MOOCs will suffer and continue to lack the rich vast resources needed for the full understanding of a particular topic if intructors are limited by the resources they can include in their syllabi
2 - Be Part of a Larger Movement
o Engage in the debate
o Open access scholarship
o Educational reforms
o Technology and learning
3 - Professional
o MOOCs are also resources for information professionals
o Supplement education or update skills and knowledge
o Connect with other professionals
– Wendy Newman, University of Toronto
History and Future of (Mostly) Higher Education
Cathy N. Davidson, Duke University
Metadata: Organizing and Discovering Information
Jeffrey Pomerantz, University of North Carolina at Chapel Hill
The Hyperlinked Library
– Michael Stephens & Kyle Jones, San Jose
New Librarianship Master Class
David Lankes, Syracuse University
Business, computer programming, education, information studies
Link students directly to open access article, if not openly accessible, instructor must find new materials
Make agreements with publishers to release excerpts or chapters, or offer discounted e-books to students
When faculty publish work, they should agree to have materials openly accessible to MOOC students
Want to provide students with rich content, but...
It is not feasible to pay for licensing fees for the thousands of students enrolled in MOOCs
Figures for drop out rates for online courses can be as high as 90%
This rate would be catastrophic in the setting of a traditional classroom
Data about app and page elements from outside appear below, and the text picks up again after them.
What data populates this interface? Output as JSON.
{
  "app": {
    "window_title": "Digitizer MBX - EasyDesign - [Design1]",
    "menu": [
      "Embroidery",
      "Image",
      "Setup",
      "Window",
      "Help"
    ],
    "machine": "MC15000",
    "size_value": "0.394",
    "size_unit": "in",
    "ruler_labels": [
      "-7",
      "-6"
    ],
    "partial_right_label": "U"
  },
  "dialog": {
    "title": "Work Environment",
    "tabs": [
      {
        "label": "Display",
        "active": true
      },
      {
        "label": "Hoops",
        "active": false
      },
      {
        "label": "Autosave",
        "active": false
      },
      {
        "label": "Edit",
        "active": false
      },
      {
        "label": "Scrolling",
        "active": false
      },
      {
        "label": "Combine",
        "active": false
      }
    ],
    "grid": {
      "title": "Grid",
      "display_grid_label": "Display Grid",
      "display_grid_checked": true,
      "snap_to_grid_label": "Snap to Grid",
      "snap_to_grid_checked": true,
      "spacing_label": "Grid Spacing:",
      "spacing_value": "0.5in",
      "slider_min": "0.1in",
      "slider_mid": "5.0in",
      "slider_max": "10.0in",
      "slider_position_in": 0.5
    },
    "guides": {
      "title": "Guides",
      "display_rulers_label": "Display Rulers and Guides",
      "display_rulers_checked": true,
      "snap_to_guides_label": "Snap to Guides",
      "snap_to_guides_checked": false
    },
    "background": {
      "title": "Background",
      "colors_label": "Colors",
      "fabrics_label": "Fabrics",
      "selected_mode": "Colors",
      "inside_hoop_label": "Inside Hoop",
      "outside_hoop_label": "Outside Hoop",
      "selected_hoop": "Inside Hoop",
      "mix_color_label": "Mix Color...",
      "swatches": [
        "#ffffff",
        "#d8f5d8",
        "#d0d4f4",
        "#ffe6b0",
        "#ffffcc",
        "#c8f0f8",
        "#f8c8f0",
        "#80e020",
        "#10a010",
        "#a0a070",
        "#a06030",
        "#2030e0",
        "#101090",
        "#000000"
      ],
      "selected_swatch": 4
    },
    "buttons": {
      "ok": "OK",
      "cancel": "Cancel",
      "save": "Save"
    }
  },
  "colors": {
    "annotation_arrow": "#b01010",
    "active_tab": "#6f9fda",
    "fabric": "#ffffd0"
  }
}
Is it fair to compare the number of students who enrolled in a course and the number that remains at the end?
1920s and 30s
Are Students Not Committed to Online Learning?
Attrition rates are based on those who take tests and complete the final exam; enough credit isn’t given to those just want to watch lectures and not take quizzes, or those who just seek the social experience that is also intellectually stimulating
Different students will participate in different ways
Test and quiz completion rates are not always directly reflective of those who are learning
Some people register under several courses to find out where their interests lie and their enrolment should not contribute to drop out rates
- "Connectivism and Connective Knowledge" inspires the term "MOOC"
- "Introduction to
and launch of
- Launch of
What Did Students Say?
Do you think MOOCs are a positive or negative development in the educational landscape? In other words, do you think MOOCs enhance or detract from learning experiences, and how?
How do you see yourself using MOOCs in the future, in either your personal or professional life?
What is a MOOC?
History of MOOCs
Major Trends and Themes
MOOCs and Higher Education
Issues: Copyright and Attrition
MOOCs and Information
How does a MOOC look?